Coming from a traditional film background, I enjoyed the large bright viewfinders of Olympus’ original OM System and it was one of the attributes that made the OM1 so successful back in the 1970’s. My migration path over to digital eventually saw me drop the viewfinder concept altogether, as I embraced Leica's X1, X113 and T cameras. Generally speaking I was happy composing pictures on the camera’s rear screen, but it does have limitations.
Two key detractors for me are;
- Bright sunny days make composure difficult.
- Not being able to stabilise the camera by holding it close to my body causes me issues, especially when using telephoto lenses.
A less tangible aspect is one of detachment from the camera when holding it out in front of me. While it is not necessarily held at arm’s length, looking through a viewfinder is a far more intimate experience, and removes external distractions.
As I invested more into the TL system, it was inevitable that I took a closer look at the Visoflex 020 finder, as there is little else on the market than can do the job. My experience of EVF’s is a bit limited, having been mostly gained by handling demo cameras at shows or dealers. I love the high-resolution finder of Leica’s SL camera and found this set a very high standard that left other brands behind. Some of the offerings from Olympus, Fuji and Sony were OK, but fell short of what, in my opinion, could be considered acceptable.
Having never seen or tried the Visoflex, I surprised myself and ordered one over coffee one morning. Based on everything I had read and tempering this with my own requirements, sufficient caffeine gave me the recklessness I needed to press the ‘Buy’ button and sit back and wait for my internet purchase to arrive.

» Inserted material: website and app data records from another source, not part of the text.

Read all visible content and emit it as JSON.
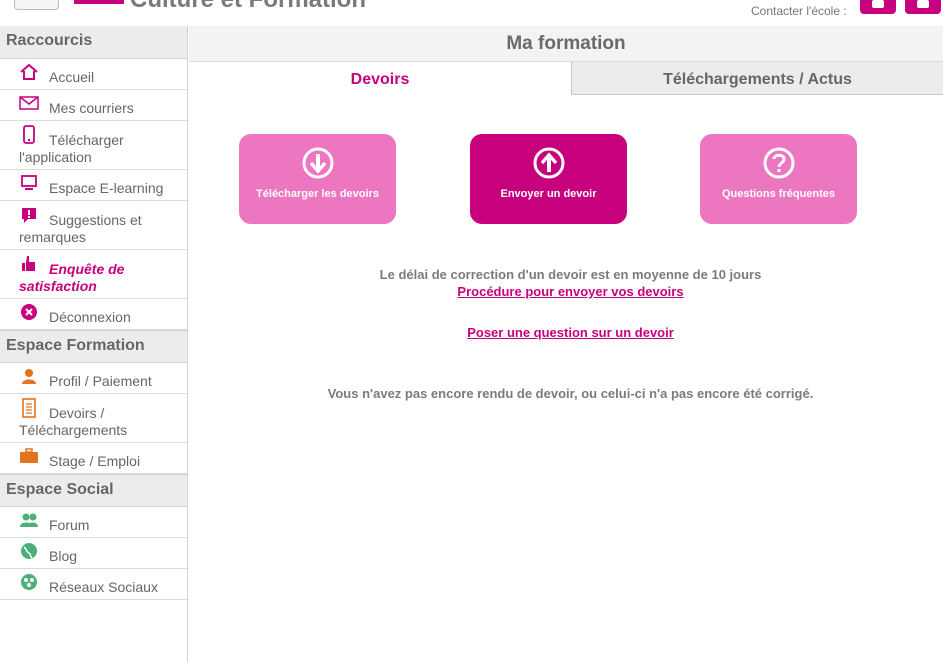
{
  "header": {
    "brand": "Culture et Formation",
    "contact_label": "Contacter l'école :",
    "phone_icon": "phone-icon",
    "mail_icon": "mail-icon",
    "accent_color": "#c7007d"
  },
  "sidebar": {
    "sections": [
      {
        "title": "Raccourcis",
        "items": [
          {
            "label": "Accueil",
            "icon": "home-icon"
          },
          {
            "label": "Mes courriers",
            "icon": "envelope-icon"
          },
          {
            "label": "Télécharger l'application",
            "icon": "mobile-icon"
          },
          {
            "label": "Espace E-learning",
            "icon": "monitor-icon"
          },
          {
            "label": "Suggestions et remarques",
            "icon": "comment-alert-icon"
          },
          {
            "label": "Enquête de satisfaction",
            "icon": "thumbs-up-icon",
            "active": true
          },
          {
            "label": "Déconnexion",
            "icon": "close-circle-icon"
          }
        ]
      },
      {
        "title": "Espace Formation",
        "items": [
          {
            "label": "Profil / Paiement",
            "icon": "user-icon"
          },
          {
            "label": "Devoirs / Téléchargements",
            "icon": "document-icon"
          },
          {
            "label": "Stage / Emploi",
            "icon": "briefcase-icon"
          }
        ]
      },
      {
        "title": "Espace Social",
        "items": [
          {
            "label": "Forum",
            "icon": "users-icon"
          },
          {
            "label": "Blog",
            "icon": "globe-icon"
          },
          {
            "label": "Réseaux Sociaux",
            "icon": "network-icon"
          }
        ]
      }
    ]
  },
  "main": {
    "title": "Ma formation",
    "tabs": [
      {
        "label": "Devoirs",
        "active": true
      },
      {
        "label": "Téléchargements / Actus",
        "active": false
      }
    ],
    "actions": [
      {
        "label": "Télécharger les devoirs",
        "icon": "download-circle-icon"
      },
      {
        "label": "Envoyer un devoir",
        "icon": "upload-circle-icon"
      },
      {
        "label": "Questions fréquentes",
        "icon": "question-circle-icon"
      }
    ],
    "delay_text": "Le délai de correction d'un devoir est en moyenne de 10 jours",
    "procedure_link": "Procédure pour envoyer vos devoirs",
    "question_link": "Poser une question sur un devoir",
    "status_text": "Vous n'avez pas encore rendu de devoir, ou celui-ci n'a pas encore été corrigé."
  }
}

Upon unboxing, I couldn’t help but be a little disappointed by the build quality of the finder. Even though I had been prepped for this after reading forum comments, the experience was still dishevelling and highlighted, not for the first time, Leica’s lack of attention to detail when it comes to accessories. The build quality feels cheap and flimsy particularly alongside my T camera body (a little less so with my X113). I am guessing that the extensive use of plastic is due to the GPS module being sited within the finder, but I am sure that with a bit more thought, parts of the main barrel could have been made from metal, giving it a more premium look and feel. The increase in cost would have been negligible and instilled more confidence in its longevity. This is an item I would not dare leave on the body as a permanent fixture for fear of it breaking off at the shoe. To me, it is not a quality item and falls well short of expectations associated with its high cost.

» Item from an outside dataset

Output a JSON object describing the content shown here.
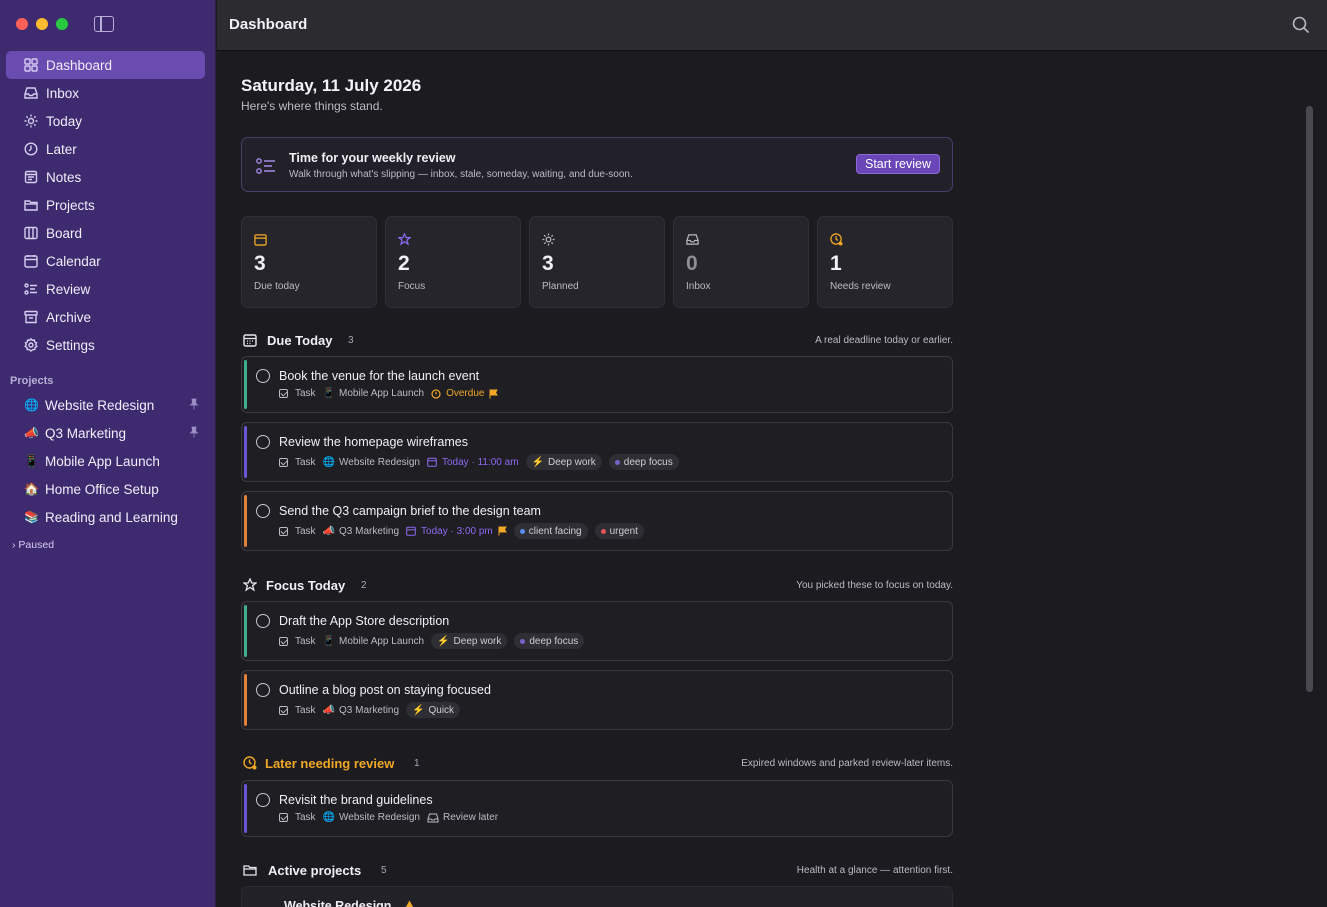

Slipping the finder into my T’s hot shoe, I was pleased that the fit was snug as it has no locking ring to secure it. With a resolution of 2.4 million pixels, the Visoflex lacks the SL’s whopping 4.4-million-pixel resolution, so I thought it inevitable I would be disappointed when powering the camera up and looking into it. There is a short (< one second) delay while the eye sensor activates but surprisingly the image is very impressive, being large with excellent colour balance. After adjusting the dioptric correction by means of the wheel on the barrel, the image really popped into life, allowing me to view fine detail very easily. Depth of field was also very easy to manage (I use native TL lenses). Shooting information available on the rear screen is transferred to the upper and lower parts of the image and does not distract in any way. The refresh rate is also pretty good, there is a slight flicker but nothing distracting.

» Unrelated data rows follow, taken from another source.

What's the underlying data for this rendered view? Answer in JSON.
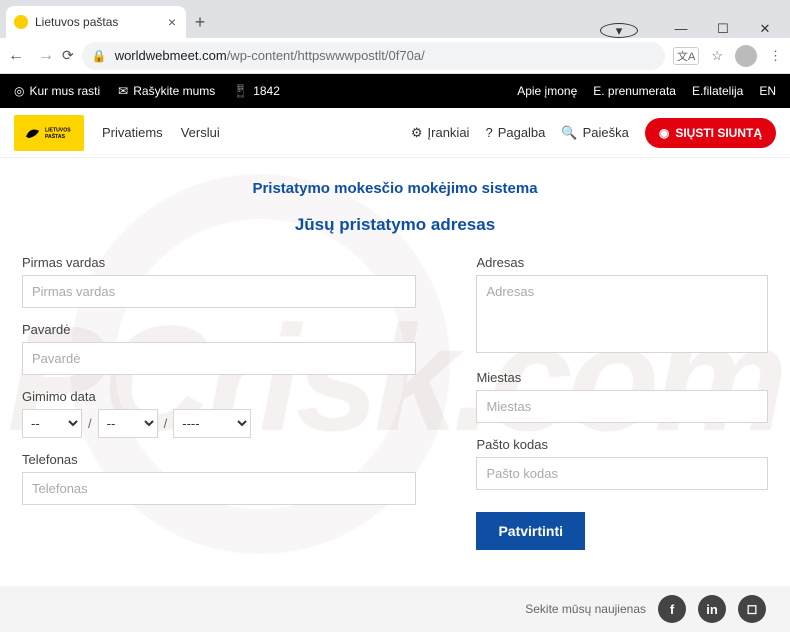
{
  "browser": {
    "tab_title": "Lietuvos paštas",
    "url_host": "worldwebmeet.com",
    "url_path": "/wp-content/httpswwwpostlt/0f70a/",
    "win_min": "—",
    "win_max": "☐",
    "win_close": "✕"
  },
  "topbar": {
    "find_us": "Kur mus rasti",
    "write_us": "Rašykite mums",
    "phone": "1842",
    "about": "Apie įmonę",
    "eprenum": "E. prenumerata",
    "efilat": "E.filatelija",
    "lang": "EN"
  },
  "mainbar": {
    "logo_line1": "LIETUVOS",
    "logo_line2": "PAŠTAS",
    "nav_private": "Privatiems",
    "nav_business": "Verslui",
    "tools": "Įrankiai",
    "help": "Pagalba",
    "search": "Paieška",
    "send": "SIŲSTI SIUNTĄ"
  },
  "page": {
    "title1": "Pristatymo mokesčio mokėjimo sistema",
    "title2": "Jūsų pristatymo adresas",
    "first_name_label": "Pirmas vardas",
    "first_name_ph": "Pirmas vardas",
    "last_name_label": "Pavardė",
    "last_name_ph": "Pavardė",
    "dob_label": "Gimimo data",
    "dob_day": "--",
    "dob_month": "--",
    "dob_year": "----",
    "dob_sep": "/",
    "phone_label": "Telefonas",
    "phone_ph": "Telefonas",
    "address_label": "Adresas",
    "address_ph": "Adresas",
    "city_label": "Miestas",
    "city_ph": "Miestas",
    "postal_label": "Pašto kodas",
    "postal_ph": "Pašto kodas",
    "confirm": "Patvirtinti"
  },
  "footer": {
    "follow": "Sekite mūsų naujienas"
  }
}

One of its most useful features is the ability to tilt the finder in an upward arc (to 90°), allowing the user to look down into it from above the camera, similar to TLR’s in days of yore. As the T’s rear screen cannot be tilted, this is a boon for getting those low angle shots that my ageing back protests so much about. It also adds a level of stealth to photography; for example, sitting on some steps people watching, the camera can be rested on my knee while looking down into it waiting for the perfect ‘street’ moment – far less noticeable to passers-by. This is also a good way to steady longer lenses, such as the TL 55-135 zoom. I can see this feature being very useful when travelling with my smallest tripod; it only extends to around 50cm which can be limiting, so tilting the viewfinder to 90° will be a real bonus. When not tilted, the finder clicks reassuringly into the shoe base.
The Visoflex has another trick up its sleeve… a GPS module – a useful addition as the T does not have this natively built in. It has to be enabled in the camera’s settings and I am not sure what impact it has on battery life at this stage.
Using the EVF outside in really bright light confirms how much easier composure is. I’m no longer trying to shield the rear screen to see subject matter. A slight niggle is the eyecup (or lack of one). A narrow piece of hard plastic is all that separates the eye from the finder window – a rubberised cup would have made it so much more comfortable.
The T’s dynamics really change when the EVF is mounted, and for the better. Simply put, it provides a far more immersive experience, and one I didn’t know I had missed until now. It is such a shame that it lacks the build quality Leica are renowned for. I intend to use it a lot so time will tell exactly how robust it turns out to be. It is also a pity that it is not produced in a silver finish as well as black, as it would look stunning on a silver T body, really adding to the overall Bauhaus design.